2) Revolution and New Nation, 1754-1820s
The collection provides unique resources that can supplement a textbook study of the events leading up to the American Revolution, the war itself, and the subsequent building of a nation.
The British reduced colonial competition by defeating the French and their Native-American allies in the French and Indian War. You can learn more by examining instructions from King Louis XV written to his Lieutenant-General of New France in 1755. You can also refer to one of the Teachers Page lessons for George Washington's correspondence regarding his encounters with the French in the Ohio Valley.
Though united by their victory over the French, England and its colonists in America were soon at odds over the Proclamation of 1763. Search on Pontiac for a contemporary account of the uprising that led to the Proclamation of 1763 and then access the proclamation in its entirety. You can also get a sense of the complex relationship between the British and Native Americans during the Revolution by searching on Haldimand (a British general) for correspondence such as the following:
. . . they have long requested assistance & it has been faithfully promised these three years past, but a want of Provisions, the difficulty of Transporting them to such a Distance, & the prodigious consumption owing, not only, to the necessity of feeding the Indians while collected, but supporting Entirely all Women & Children of the Mohawk, Cayaya, and many of the Onondaga nations, whose villages have been destroyed by the Rebels, & who have taken refuge at Niagara, has rendered it totally impossible for me to afford them any, although so much the object of my wishes. From the inclosed letters I have not a doubt that unless a well timed assistance may prevent it, they will be forced into a neutrality, which with Indians is little better than a Declaration of War against the weakest Party. . . .
Retaining the Indians in our Interests has been attended with a very heavy expense to Government but their attachment, has, alone, hitherto preserved the Upper Country, & the Devastation they have made upon the Susquehanna and Mohawk Rivers has distressed the Enemy prodigiously. . . .
Following the war, the new nation needed to assimilate its lands west of the states, called the Northwest Territory.
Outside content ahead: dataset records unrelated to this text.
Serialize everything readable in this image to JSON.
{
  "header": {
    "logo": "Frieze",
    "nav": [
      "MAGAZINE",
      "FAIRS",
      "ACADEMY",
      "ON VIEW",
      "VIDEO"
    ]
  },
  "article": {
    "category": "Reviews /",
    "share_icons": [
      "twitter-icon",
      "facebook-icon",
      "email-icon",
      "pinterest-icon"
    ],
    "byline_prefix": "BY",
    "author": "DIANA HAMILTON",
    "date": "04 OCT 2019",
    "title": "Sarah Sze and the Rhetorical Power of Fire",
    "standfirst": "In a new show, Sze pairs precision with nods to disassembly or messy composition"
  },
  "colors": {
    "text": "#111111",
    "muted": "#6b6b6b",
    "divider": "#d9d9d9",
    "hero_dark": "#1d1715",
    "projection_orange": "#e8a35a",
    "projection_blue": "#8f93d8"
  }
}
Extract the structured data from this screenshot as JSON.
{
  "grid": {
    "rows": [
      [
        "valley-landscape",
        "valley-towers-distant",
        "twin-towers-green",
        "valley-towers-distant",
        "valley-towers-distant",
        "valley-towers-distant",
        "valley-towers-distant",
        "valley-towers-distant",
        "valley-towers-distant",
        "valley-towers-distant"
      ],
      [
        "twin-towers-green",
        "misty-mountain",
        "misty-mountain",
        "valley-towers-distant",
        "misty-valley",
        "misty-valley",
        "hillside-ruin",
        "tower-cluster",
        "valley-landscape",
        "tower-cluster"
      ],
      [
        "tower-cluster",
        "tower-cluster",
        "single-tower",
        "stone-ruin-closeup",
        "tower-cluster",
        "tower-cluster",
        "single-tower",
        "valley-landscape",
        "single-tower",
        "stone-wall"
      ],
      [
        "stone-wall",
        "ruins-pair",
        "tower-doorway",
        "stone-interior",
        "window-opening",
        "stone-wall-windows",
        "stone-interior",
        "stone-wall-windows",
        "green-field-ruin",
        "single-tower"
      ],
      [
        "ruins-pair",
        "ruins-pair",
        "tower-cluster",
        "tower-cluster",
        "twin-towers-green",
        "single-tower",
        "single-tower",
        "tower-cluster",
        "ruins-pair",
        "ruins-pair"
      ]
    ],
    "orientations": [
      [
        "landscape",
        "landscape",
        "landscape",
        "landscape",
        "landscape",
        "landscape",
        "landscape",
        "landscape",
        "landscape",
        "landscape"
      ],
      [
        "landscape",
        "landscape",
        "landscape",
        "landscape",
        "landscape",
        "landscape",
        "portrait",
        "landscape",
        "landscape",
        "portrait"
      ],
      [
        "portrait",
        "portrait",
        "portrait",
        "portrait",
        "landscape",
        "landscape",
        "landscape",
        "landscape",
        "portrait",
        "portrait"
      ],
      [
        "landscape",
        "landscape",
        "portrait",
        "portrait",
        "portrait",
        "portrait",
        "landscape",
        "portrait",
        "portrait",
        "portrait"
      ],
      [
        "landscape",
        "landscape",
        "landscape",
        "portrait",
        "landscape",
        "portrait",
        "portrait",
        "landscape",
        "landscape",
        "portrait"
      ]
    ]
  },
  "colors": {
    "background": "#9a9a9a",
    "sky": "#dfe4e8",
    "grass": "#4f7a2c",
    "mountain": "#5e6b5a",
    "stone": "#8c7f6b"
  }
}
Read Thomas Jefferson's plan for governing western territories which, though never put into effect, became the basis of the Northwest Ordinance of 1787. The collection also includes an 1887 address and an 1899 address which speak to the importance of the Northwest Ordinance in determining how the entire nation was built.